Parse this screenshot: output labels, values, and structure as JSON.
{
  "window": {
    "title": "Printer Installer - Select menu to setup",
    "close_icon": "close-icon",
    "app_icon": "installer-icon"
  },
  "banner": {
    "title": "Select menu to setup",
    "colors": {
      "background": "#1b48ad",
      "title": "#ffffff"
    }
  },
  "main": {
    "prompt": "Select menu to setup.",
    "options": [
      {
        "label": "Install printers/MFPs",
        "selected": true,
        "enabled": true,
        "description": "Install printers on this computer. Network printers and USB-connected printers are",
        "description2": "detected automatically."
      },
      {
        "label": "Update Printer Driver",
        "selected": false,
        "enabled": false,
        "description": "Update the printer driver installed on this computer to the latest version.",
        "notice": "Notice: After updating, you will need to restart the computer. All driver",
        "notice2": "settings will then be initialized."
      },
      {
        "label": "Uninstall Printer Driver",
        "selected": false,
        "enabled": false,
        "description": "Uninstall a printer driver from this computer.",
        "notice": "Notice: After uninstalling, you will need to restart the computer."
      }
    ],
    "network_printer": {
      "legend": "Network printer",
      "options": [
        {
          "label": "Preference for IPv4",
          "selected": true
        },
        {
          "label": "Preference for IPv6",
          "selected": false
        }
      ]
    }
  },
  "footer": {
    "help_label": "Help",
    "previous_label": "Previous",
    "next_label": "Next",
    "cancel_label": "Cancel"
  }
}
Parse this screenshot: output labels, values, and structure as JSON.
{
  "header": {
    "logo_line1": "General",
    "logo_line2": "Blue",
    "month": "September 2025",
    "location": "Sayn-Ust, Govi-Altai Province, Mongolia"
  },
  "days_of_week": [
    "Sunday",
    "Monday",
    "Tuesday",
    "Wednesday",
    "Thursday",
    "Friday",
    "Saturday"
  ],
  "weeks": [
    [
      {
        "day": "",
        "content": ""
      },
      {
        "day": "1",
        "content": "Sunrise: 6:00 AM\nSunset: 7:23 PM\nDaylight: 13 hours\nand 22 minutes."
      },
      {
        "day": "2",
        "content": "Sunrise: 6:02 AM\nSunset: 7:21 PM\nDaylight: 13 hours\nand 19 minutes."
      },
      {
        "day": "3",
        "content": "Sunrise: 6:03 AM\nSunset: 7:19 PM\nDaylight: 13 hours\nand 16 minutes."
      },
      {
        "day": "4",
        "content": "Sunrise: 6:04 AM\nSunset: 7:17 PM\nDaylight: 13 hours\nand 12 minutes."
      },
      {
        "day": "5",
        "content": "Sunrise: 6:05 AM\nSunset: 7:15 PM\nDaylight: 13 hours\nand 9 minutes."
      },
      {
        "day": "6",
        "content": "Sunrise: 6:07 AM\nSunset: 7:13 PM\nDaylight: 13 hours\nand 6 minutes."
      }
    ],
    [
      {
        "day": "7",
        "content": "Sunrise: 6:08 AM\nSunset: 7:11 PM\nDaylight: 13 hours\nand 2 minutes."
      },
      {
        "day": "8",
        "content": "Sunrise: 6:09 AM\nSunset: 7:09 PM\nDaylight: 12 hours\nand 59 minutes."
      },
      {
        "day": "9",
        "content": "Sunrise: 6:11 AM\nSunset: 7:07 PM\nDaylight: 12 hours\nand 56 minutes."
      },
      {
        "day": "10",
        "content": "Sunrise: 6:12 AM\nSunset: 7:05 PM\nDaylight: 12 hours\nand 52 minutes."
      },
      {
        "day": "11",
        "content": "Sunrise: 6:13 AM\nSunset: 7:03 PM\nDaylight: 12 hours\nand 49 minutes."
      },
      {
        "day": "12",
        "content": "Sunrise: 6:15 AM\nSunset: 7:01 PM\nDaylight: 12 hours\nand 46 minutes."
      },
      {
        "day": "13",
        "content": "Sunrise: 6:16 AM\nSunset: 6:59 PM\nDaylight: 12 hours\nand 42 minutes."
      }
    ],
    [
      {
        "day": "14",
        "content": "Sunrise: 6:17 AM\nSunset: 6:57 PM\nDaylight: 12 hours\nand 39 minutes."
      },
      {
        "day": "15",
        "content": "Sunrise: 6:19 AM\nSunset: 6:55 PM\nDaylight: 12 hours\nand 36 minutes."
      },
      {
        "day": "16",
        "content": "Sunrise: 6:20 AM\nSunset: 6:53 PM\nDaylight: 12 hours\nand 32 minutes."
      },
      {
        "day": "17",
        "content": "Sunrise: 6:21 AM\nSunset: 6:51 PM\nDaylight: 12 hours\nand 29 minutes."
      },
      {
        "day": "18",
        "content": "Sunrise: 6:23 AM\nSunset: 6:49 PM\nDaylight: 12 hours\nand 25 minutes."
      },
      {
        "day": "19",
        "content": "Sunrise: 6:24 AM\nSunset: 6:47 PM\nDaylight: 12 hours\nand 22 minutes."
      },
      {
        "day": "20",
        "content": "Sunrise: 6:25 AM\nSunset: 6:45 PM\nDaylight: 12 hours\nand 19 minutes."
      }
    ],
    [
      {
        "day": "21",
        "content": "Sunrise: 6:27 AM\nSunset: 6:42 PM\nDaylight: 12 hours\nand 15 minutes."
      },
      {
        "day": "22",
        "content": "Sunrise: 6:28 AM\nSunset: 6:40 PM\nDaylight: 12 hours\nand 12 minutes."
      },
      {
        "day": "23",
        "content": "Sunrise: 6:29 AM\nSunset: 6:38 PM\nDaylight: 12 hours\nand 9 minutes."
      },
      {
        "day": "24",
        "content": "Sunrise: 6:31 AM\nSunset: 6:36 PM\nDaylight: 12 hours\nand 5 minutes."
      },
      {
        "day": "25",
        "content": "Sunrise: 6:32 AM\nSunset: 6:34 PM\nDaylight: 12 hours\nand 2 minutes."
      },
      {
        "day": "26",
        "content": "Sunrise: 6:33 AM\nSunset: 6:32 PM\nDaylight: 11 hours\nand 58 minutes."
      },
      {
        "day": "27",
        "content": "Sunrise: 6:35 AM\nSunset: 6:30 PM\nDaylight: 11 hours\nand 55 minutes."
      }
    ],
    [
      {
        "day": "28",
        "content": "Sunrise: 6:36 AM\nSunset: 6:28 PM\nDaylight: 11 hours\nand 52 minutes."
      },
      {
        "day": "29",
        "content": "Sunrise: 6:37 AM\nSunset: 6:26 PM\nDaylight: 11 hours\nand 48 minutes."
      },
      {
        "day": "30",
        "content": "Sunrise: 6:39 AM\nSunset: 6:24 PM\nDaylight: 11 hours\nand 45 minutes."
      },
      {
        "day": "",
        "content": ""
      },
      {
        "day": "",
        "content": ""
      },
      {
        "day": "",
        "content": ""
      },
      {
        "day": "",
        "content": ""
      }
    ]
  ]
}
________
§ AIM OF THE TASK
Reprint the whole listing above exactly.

§ TASK RESPONSE
Parse this screenshot: output labels, values, and structure as JSON.
{
  "window": {
    "title": "Printer Installer - Select menu to setup",
    "close_icon": "close-icon",
    "app_icon": "installer-icon"
  },
  "banner": {
    "title": "Select menu to setup",
    "colors": {
      "background": "#1b48ad",
      "title": "#ffffff"
    }
  },
  "main": {
    "prompt": "Select menu to setup.",
    "options": [
      {
        "label": "Install printers/MFPs",
        "selected": true,
        "enabled": true,
        "description": "Install printers on this computer. Network printers and USB-connected printers are",
        "description2": "detected automatically."
      },
      {
        "label": "Update Printer Driver",
        "selected": false,
        "enabled": false,
        "description": "Update the printer driver installed on this computer to the latest version.",
        "notice": "Notice: After updating, you will need to restart the computer. All driver",
        "notice2": "settings will then be initialized."
      },
      {
        "label": "Uninstall Printer Driver",
        "selected": false,
        "enabled": false,
        "description": "Uninstall a printer driver from this computer.",
        "notice": "Notice: After uninstalling, you will need to restart the computer."
      }
    ],
    "network_printer": {
      "legend": "Network printer",
      "options": [
        {
          "label": "Preference for IPv4",
          "selected": true
        },
        {
          "label": "Preference for IPv6",
          "selected": false
        }
      ]
    }
  },
  "footer": {
    "help_label": "Help",
    "previous_label": "Previous",
    "next_label": "Next",
    "cancel_label": "Cancel"
  }
}
Parse this screenshot: output labels, values, and structure as JSON.
{
  "header": {
    "logo_line1": "General",
    "logo_line2": "Blue",
    "month": "September 2025",
    "location": "Sayn-Ust, Govi-Altai Province, Mongolia"
  },
  "days_of_week": [
    "Sunday",
    "Monday",
    "Tuesday",
    "Wednesday",
    "Thursday",
    "Friday",
    "Saturday"
  ],
  "weeks": [
    [
      {
        "day": "",
        "content": ""
      },
      {
        "day": "1",
        "content": "Sunrise: 6:00 AM\nSunset: 7:23 PM\nDaylight: 13 hours\nand 22 minutes."
      },
      {
        "day": "2",
        "content": "Sunrise: 6:02 AM\nSunset: 7:21 PM\nDaylight: 13 hours\nand 19 minutes."
      },
      {
        "day": "3",
        "content": "Sunrise: 6:03 AM\nSunset: 7:19 PM\nDaylight: 13 hours\nand 16 minutes."
      },
      {
        "day": "4",
        "content": "Sunrise: 6:04 AM\nSunset: 7:17 PM\nDaylight: 13 hours\nand 12 minutes."
      },
      {
        "day": "5",
        "content": "Sunrise: 6:05 AM\nSunset: 7:15 PM\nDaylight: 13 hours\nand 9 minutes."
      },
      {
        "day": "6",
        "content": "Sunrise: 6:07 AM\nSunset: 7:13 PM\nDaylight: 13 hours\nand 6 minutes."
      }
    ],
    [
      {
        "day": "7",
        "content": "Sunrise: 6:08 AM\nSunset: 7:11 PM\nDaylight: 13 hours\nand 2 minutes."
      },
      {
        "day": "8",
        "content": "Sunrise: 6:09 AM\nSunset: 7:09 PM\nDaylight: 12 hours\nand 59 minutes."
      },
      {
        "day": "9",
        "content": "Sunrise: 6:11 AM\nSunset: 7:07 PM\nDaylight: 12 hours\nand 56 minutes."
      },
      {
        "day": "10",
        "content": "Sunrise: 6:12 AM\nSunset: 7:05 PM\nDaylight: 12 hours\nand 52 minutes."
      },
      {
        "day": "11",
        "content": "Sunrise: 6:13 AM\nSunset: 7:03 PM\nDaylight: 12 hours\nand 49 minutes."
      },
      {
        "day": "12",
        "content": "Sunrise: 6:15 AM\nSunset: 7:01 PM\nDaylight: 12 hours\nand 46 minutes."
      },
      {
        "day": "13",
        "content": "Sunrise: 6:16 AM\nSunset: 6:59 PM\nDaylight: 12 hours\nand 42 minutes."
      }
    ],
    [
      {
        "day": "14",
        "content": "Sunrise: 6:17 AM\nSunset: 6:57 PM\nDaylight: 12 hours\nand 39 minutes."
      },
      {
        "day": "15",
        "content": "Sunrise: 6:19 AM\nSunset: 6:55 PM\nDaylight: 12 hours\nand 36 minutes."
      },
      {
        "day": "16",
        "content": "Sunrise: 6:20 AM\nSunset: 6:53 PM\nDaylight: 12 hours\nand 32 minutes."
      },
      {
        "day": "17",
        "content": "Sunrise: 6:21 AM\nSunset: 6:51 PM\nDaylight: 12 hours\nand 29 minutes."
      },
      {
        "day": "18",
        "content": "Sunrise: 6:23 AM\nSunset: 6:49 PM\nDaylight: 12 hours\nand 25 minutes."
      },
      {
        "day": "19",
        "content": "Sunrise: 6:24 AM\nSunset: 6:47 PM\nDaylight: 12 hours\nand 22 minutes."
      },
      {
        "day": "20",
        "content": "Sunrise: 6:25 AM\nSunset: 6:45 PM\nDaylight: 12 hours\nand 19 minutes."
      }
    ],
    [
      {
        "day": "21",
        "content": "Sunrise: 6:27 AM\nSunset: 6:42 PM\nDaylight: 12 hours\nand 15 minutes."
      },
      {
        "day": "22",
        "content": "Sunrise: 6:28 AM\nSunset: 6:40 PM\nDaylight: 12 hours\nand 12 minutes."
      },
      {
        "day": "23",
        "content": "Sunrise: 6:29 AM\nSunset: 6:38 PM\nDaylight: 12 hours\nand 9 minutes."
      },
      {
        "day": "24",
        "content": "Sunrise: 6:31 AM\nSunset: 6:36 PM\nDaylight: 12 hours\nand 5 minutes."
      },
      {
        "day": "25",
        "content": "Sunrise: 6:32 AM\nSunset: 6:34 PM\nDaylight: 12 hours\nand 2 minutes."
      },
      {
        "day": "26",
        "content": "Sunrise: 6:33 AM\nSunset: 6:32 PM\nDaylight: 11 hours\nand 58 minutes."
      },
      {
        "day": "27",
        "content": "Sunrise: 6:35 AM\nSunset: 6:30 PM\nDaylight: 11 hours\nand 55 minutes."
      }
    ],
    [
      {
        "day": "28",
        "content": "Sunrise: 6:36 AM\nSunset: 6:28 PM\nDaylight: 11 hours\nand 52 minutes."
      },
      {
        "day": "29",
        "content": "Sunrise: 6:37 AM\nSunset: 6:26 PM\nDaylight: 11 hours\nand 48 minutes."
      },
      {
        "day": "30",
        "content": "Sunrise: 6:39 AM\nSunset: 6:24 PM\nDaylight: 11 hours\nand 45 minutes."
      },
      {
        "day": "",
        "content": ""
      },
      {
        "day": "",
        "content": ""
      },
      {
        "day": "",
        "content": ""
      },
      {
        "day": "",
        "content": ""
      }
    ]
  ]
}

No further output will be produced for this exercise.